Daylight’s a Burning
I often use this old family saying in the Westward Sagas Series “daylight is burning.” Modern energy grids provide enough electricity to light airport runways, shopping malls, streets and highways. Not so during the early days I write about; long before daylight savings time (DST).
This Sunday, we spring forward one hour and thousands of people will arrive late for Church. Then on the first Sunday in October, we fall back one hour and thousands will be early to Church.
Who to blame for this twice a year correction of our clocks and disruption of our routines? It was first conceived by Benjamin Franklin in 1784 in an essay entitled “An Economical Project.” Germany was the first to establish DST followed by Britain in 1916. The U.S. first adopted DST in 1918, it met with much resistance. It has been changed and modified several times since.
Politicians claimed they were doing it to give farmers more daylight to tend their crops and livestock. Anyone that ever lived or worked on a farm or ranch knows that you are in the fields by sun up and you quit when the sun goes down. It doesn’t matter what time of day it is. Few farmers even had a time piece and didn’t need one.

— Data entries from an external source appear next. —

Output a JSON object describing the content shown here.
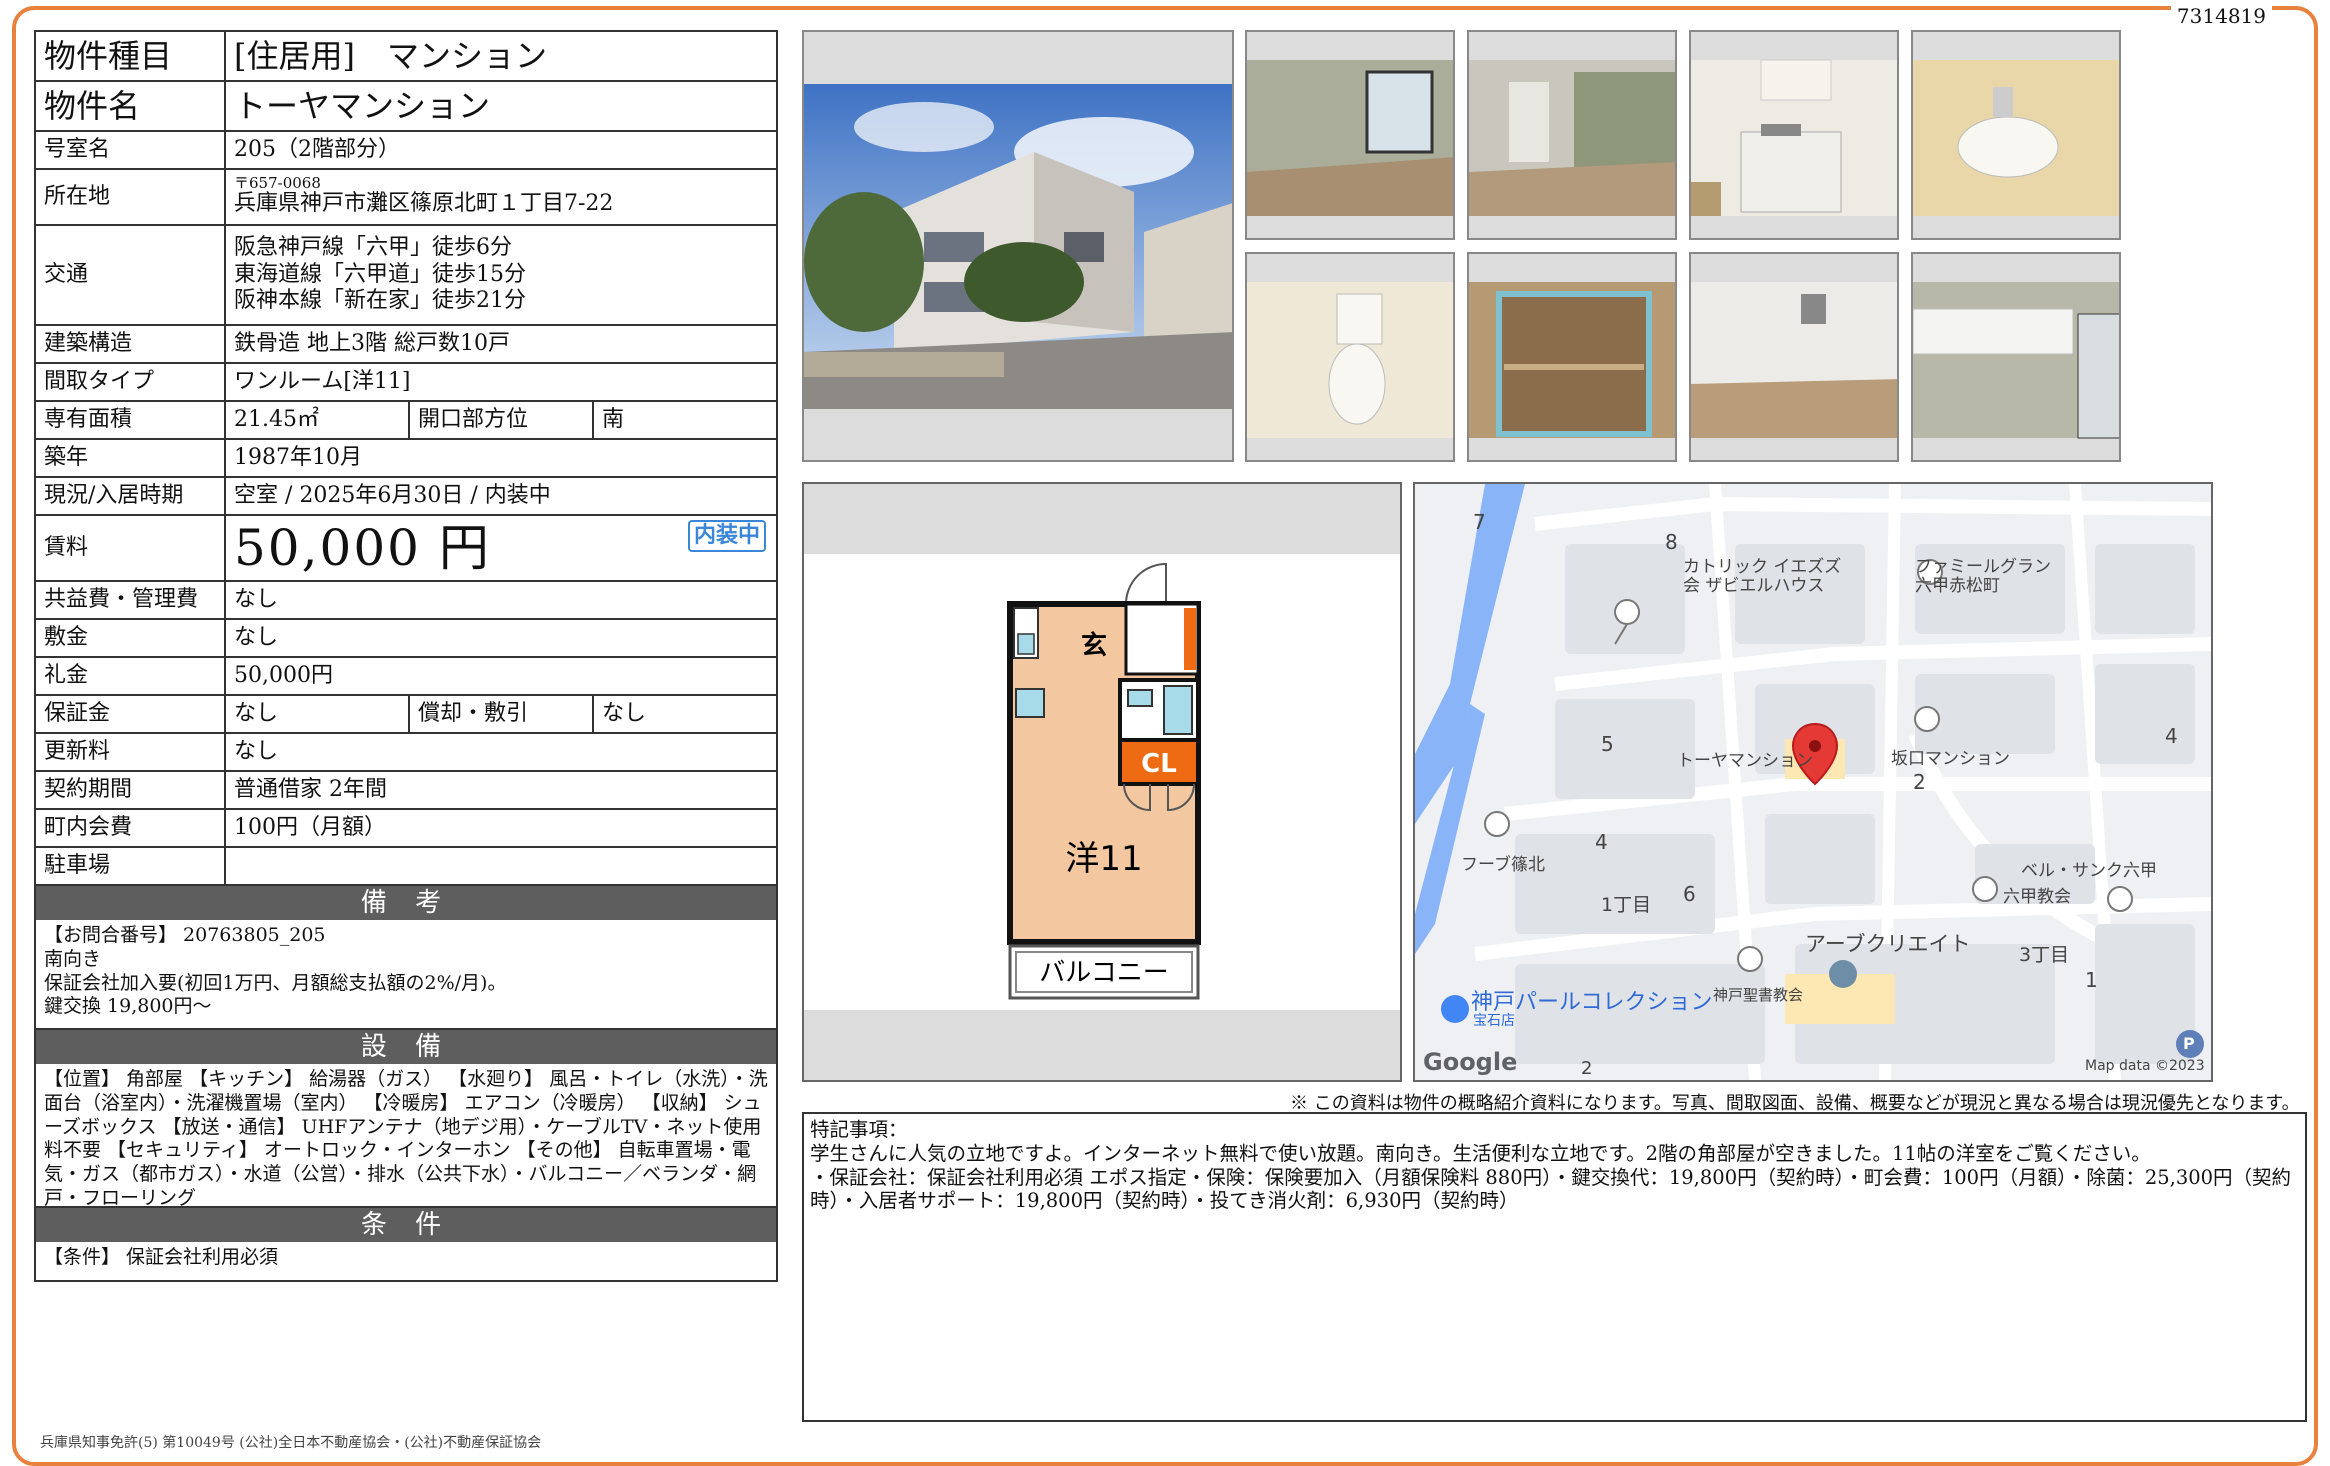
{
  "doc_id": "7314819",
  "property": {
    "type_label": "物件種目",
    "type_value": "[住居用]　マンション",
    "name_label": "物件名",
    "name_value": "トーヤマンション",
    "room_label": "号室名",
    "room_value": "205（2階部分）",
    "address_label": "所在地",
    "postal": "〒657-0068",
    "address": "兵庫県神戸市灘区篠原北町１丁目7-22",
    "access_label": "交通",
    "access": [
      "阪急神戸線「六甲」徒歩6分",
      "東海道線「六甲道」徒歩15分",
      "阪神本線「新在家」徒歩21分"
    ],
    "structure_label": "建築構造",
    "structure_value": "鉄骨造 地上3階 総戸数10戸",
    "layout_label": "間取タイプ",
    "layout_value": "ワンルーム[洋11]",
    "area_label": "専有面積",
    "area_value": "21.45㎡",
    "direction_label": "開口部方位",
    "direction_value": "南",
    "built_label": "築年",
    "built_value": "1987年10月",
    "status_label": "現況/入居時期",
    "status_value": "空室 / 2025年6月30日 / 内装中",
    "rent_label": "賃料",
    "rent_value": "50,000 円",
    "rent_badge": "内装中",
    "common_label": "共益費・管理費",
    "common_value": "なし",
    "deposit_label": "敷金",
    "deposit_value": "なし",
    "keymoney_label": "礼金",
    "keymoney_value": "50,000円",
    "guarantee_label": "保証金",
    "guarantee_value": "なし",
    "amort_label": "償却・敷引",
    "amort_value": "なし",
    "renewal_label": "更新料",
    "renewal_value": "なし",
    "contract_label": "契約期間",
    "contract_value": "普通借家 2年間",
    "town_label": "町内会費",
    "town_value": "100円（月額）",
    "parking_label": "駐車場",
    "parking_value": ""
  },
  "biko": {
    "heading": "備 考",
    "lines": [
      "【お問合番号】 20763805_205",
      "南向き",
      "保証会社加入要(初回1万円、月額総支払額の2%/月)。",
      "鍵交換 19,800円〜"
    ]
  },
  "setsubi": {
    "heading": "設 備",
    "text": "【位置】 角部屋 【キッチン】 給湯器（ガス） 【水廻り】 風呂・トイレ（水洗）・洗面台（浴室内）・洗濯機置場（室内） 【冷暖房】 エアコン（冷暖房） 【収納】 シューズボックス 【放送・通信】 UHFアンテナ（地デジ用）・ケーブルTV・ネット使用料不要 【セキュリティ】 オートロック・インターホン 【その他】 自転車置場・電気・ガス（都市ガス）・水道（公営）・排水（公共下水）・バルコニー／ベランダ・網戸・フローリング"
  },
  "joken": {
    "heading": "条 件",
    "text": "【条件】 保証会社利用必須"
  },
  "floorplan": {
    "entrance": "玄",
    "closet": "CL",
    "room": "洋11",
    "balcony": "バルコニー"
  },
  "map": {
    "labels": {
      "l7": "7",
      "l8": "8",
      "catholic": "カトリック イエズズ\n会 ザビエルハウス",
      "famille": "ファミールグラン\n六甲赤松町",
      "l5": "5",
      "toya": "トーヤマンション",
      "sakaguchi": "坂口マンション",
      "l2": "2",
      "l4r": "4",
      "hoop": "フーブ篠北",
      "l4": "4",
      "chome1": "1丁目",
      "l6": "6",
      "bell": "ベル・サンク六甲",
      "rokko_church": "六甲教会",
      "apcreate": "アーブクリエイト",
      "chome3": "3丁目",
      "l1": "1",
      "pearl": "神戸パールコレクション",
      "pearl_sub": "宝石店",
      "bible": "神戸聖書教会",
      "google": "Google",
      "mapdata": "Map data ©2023",
      "l2b": "2",
      "parking": "P"
    }
  },
  "notice": "※ この資料は物件の概略紹介資料になります。写真、間取図面、設備、概要などが現況と異なる場合は現況優先となります。",
  "remarks": {
    "heading": "特記事項：",
    "line1": "学生さんに人気の立地ですよ。インターネット無料で使い放題。南向き。生活便利な立地です。2階の角部屋が空きました。11帖の洋室をご覧ください。",
    "line2": "・保証会社：保証会社利用必須 エポス指定・保険：保険要加入（月額保険料 880円）・鍵交換代：19,800円（契約時）・町会費：100円（月額）・除菌：25,300円（契約時）・入居者サポート：19,800円（契約時）・投てき消火剤：6,930円（契約時）"
  },
  "footer": "兵庫県知事免許(5) 第10049号 (公社)全日本不動産協会・(公社)不動産保証協会"
}
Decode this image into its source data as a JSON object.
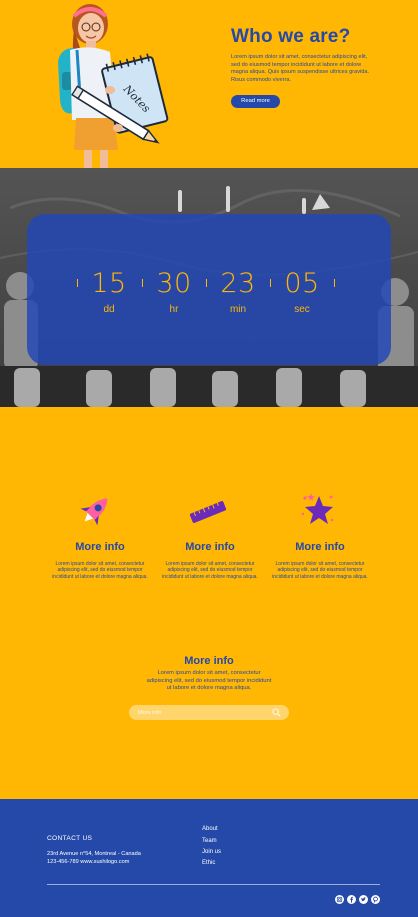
{
  "hero": {
    "title": "Who we are?",
    "text": "Lorem ipsum dolor sit amet, consectetur adipiscing elit, sed do eiusmod tempor incididunt ut labore et dolore magna aliqua. Quis ipsum suspendisse ultrices gravida. Risus commodo viverra.",
    "button_label": "Read more",
    "note_label": "Notes"
  },
  "countdown": {
    "units": [
      {
        "value": "15",
        "label": "dd"
      },
      {
        "value": "30",
        "label": "hr"
      },
      {
        "value": "23",
        "label": "min"
      },
      {
        "value": "05",
        "label": "sec"
      }
    ]
  },
  "features": [
    {
      "icon": "rocket-icon",
      "title": "More info",
      "text": "Lorem ipsum dolor sit amet, consectetur adipiscing elit, sed do eiusmod tempor incididunt ut labore et dolore magna aliqua."
    },
    {
      "icon": "ruler-icon",
      "title": "More info",
      "text": "Lorem ipsum dolor sit amet, consectetur adipiscing elit, sed do eiusmod tempor incididunt ut labore et dolore magna aliqua."
    },
    {
      "icon": "star-icon",
      "title": "More info",
      "text": "Lorem ipsum dolor sit amet, consectetur adipiscing elit, sed do eiusmod tempor incididunt ut labore et dolore magna aliqua."
    }
  ],
  "info_section": {
    "title": "More info",
    "text": "Lorem ipsum dolor sit amet, consectetur adipiscing elit, sed do eiusmod tempor incididunt ut labore et dolore magna aliqua.",
    "search_placeholder": "More info"
  },
  "footer": {
    "contact_title": "CONTACT US",
    "address": "23rd Avenue n°54, Montreal - Canada",
    "phone_site": "123-456-789 www.sushilogo.com",
    "links": [
      "About",
      "Team",
      "Join us",
      "Ethic"
    ],
    "social": [
      "instagram-icon",
      "facebook-icon",
      "twitter-icon",
      "pinterest-icon"
    ]
  },
  "colors": {
    "background": "#FFB703",
    "primary": "#2449a8",
    "accent_purple": "#6b2bb8"
  }
}
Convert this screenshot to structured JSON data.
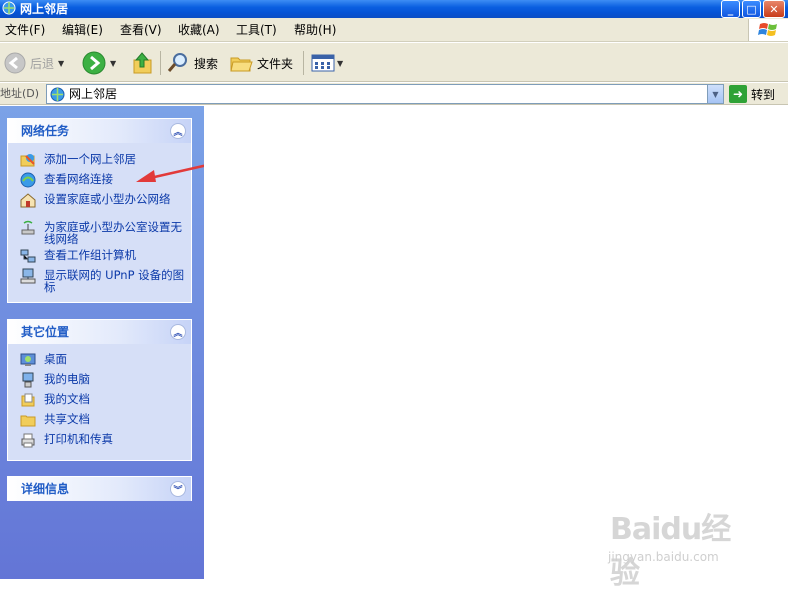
{
  "window": {
    "title": "网上邻居"
  },
  "menu": [
    "文件(F)",
    "编辑(E)",
    "查看(V)",
    "收藏(A)",
    "工具(T)",
    "帮助(H)"
  ],
  "toolbar": {
    "back": "后退",
    "search": "搜索",
    "folders": "文件夹"
  },
  "address": {
    "label": "地址(D)",
    "value": "网上邻居",
    "go": "转到"
  },
  "panels": {
    "network_tasks": {
      "title": "网络任务",
      "items": [
        {
          "label": "添加一个网上邻居",
          "icon": "add-network-place-icon"
        },
        {
          "label": "查看网络连接",
          "icon": "network-connections-icon"
        },
        {
          "label": "设置家庭或小型办公网络",
          "icon": "home-network-icon"
        },
        {
          "label": "为家庭或小型办公室设置无线网络",
          "icon": "wireless-network-icon"
        },
        {
          "label": "查看工作组计算机",
          "icon": "workgroup-computers-icon"
        },
        {
          "label": "显示联网的 UPnP 设备的图标",
          "icon": "upnp-device-icon"
        }
      ]
    },
    "other_places": {
      "title": "其它位置",
      "items": [
        {
          "label": "桌面",
          "icon": "desktop-icon"
        },
        {
          "label": "我的电脑",
          "icon": "my-computer-icon"
        },
        {
          "label": "我的文档",
          "icon": "my-documents-icon"
        },
        {
          "label": "共享文档",
          "icon": "shared-documents-icon"
        },
        {
          "label": "打印机和传真",
          "icon": "printers-icon"
        }
      ]
    },
    "details": {
      "title": "详细信息"
    }
  },
  "watermark": {
    "logo": "Baidu经验",
    "url": "jingyan.baidu.com"
  },
  "colors": {
    "title_bar": "#0553d6",
    "pane_bg": "#6f8ee0",
    "link": "#0c3aa9",
    "panel_title": "#215dc6"
  }
}
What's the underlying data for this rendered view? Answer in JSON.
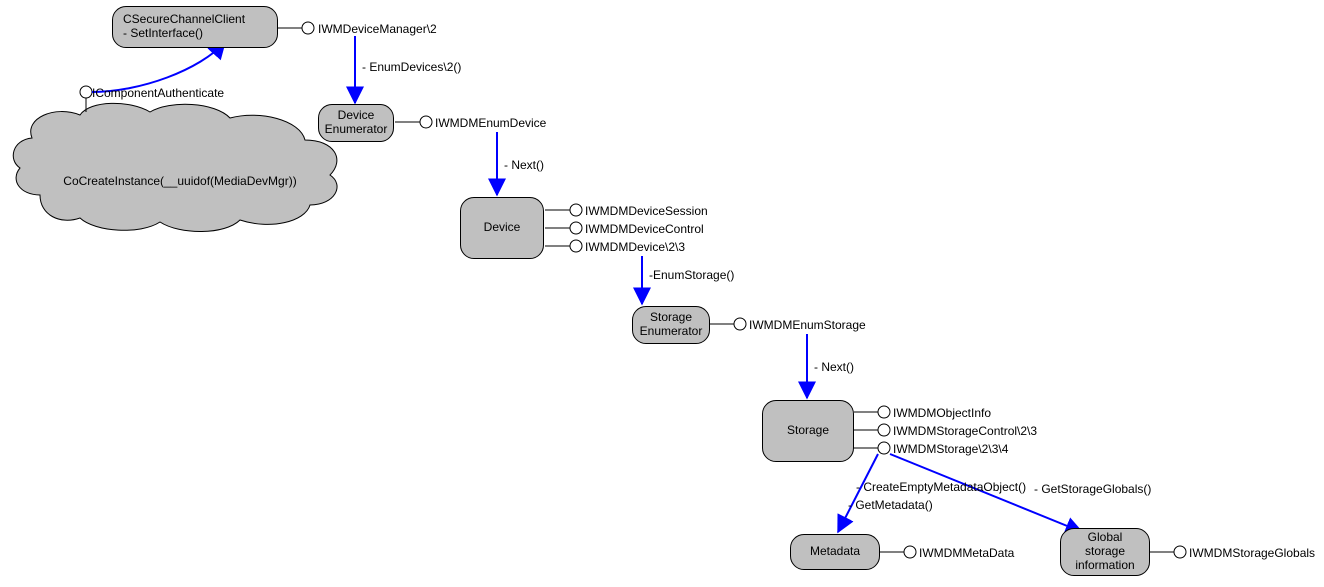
{
  "nodes": {
    "secure_client": {
      "line1": "CSecureChannelClient",
      "line2": "- SetInterface()"
    },
    "device_enum": {
      "line1": "Device",
      "line2": "Enumerator"
    },
    "device": {
      "line1": "Device"
    },
    "storage_enum": {
      "line1": "Storage",
      "line2": "Enumerator"
    },
    "storage": {
      "line1": "Storage"
    },
    "metadata": {
      "line1": "Metadata"
    },
    "global_storage": {
      "line1": "Global",
      "line2": "storage",
      "line3": "information"
    },
    "cloud": {
      "line1": "CoCreateInstance(__uuidof(MediaDevMgr))"
    }
  },
  "interfaces": {
    "icomponent_auth": "IComponentAuthenticate",
    "iwm_dev_mgr": "IWMDeviceManager\\2",
    "iwmdm_enum_dev": "IWMDMEnumDevice",
    "iwmdm_dev_sess": "IWMDMDeviceSession",
    "iwmdm_dev_ctrl": "IWMDMDeviceControl",
    "iwmdm_device": "IWMDMDevice\\2\\3",
    "iwmdm_enum_stor": "IWMDMEnumStorage",
    "iwmdm_obj_info": "IWMDMObjectInfo",
    "iwmdm_stor_ctrl": "IWMDMStorageControl\\2\\3",
    "iwmdm_storage": "IWMDMStorage\\2\\3\\4",
    "iwmdm_metadata": "IWMDMMetaData",
    "iwmdm_stor_glob": "IWMDMStorageGlobals"
  },
  "methods": {
    "enum_devices": "- EnumDevices\\2()",
    "next1": "- Next()",
    "enum_storage": "-EnumStorage()",
    "next2": "- Next()",
    "create_empty": "- CreateEmptyMetadataObject()",
    "get_metadata": "- GetMetadata()",
    "get_stor_glob": "- GetStorageGlobals()"
  }
}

When the sun was directly over head it was noon, when it was shining in your face, afternoon. Dinner was at dark thirty and you better not be late.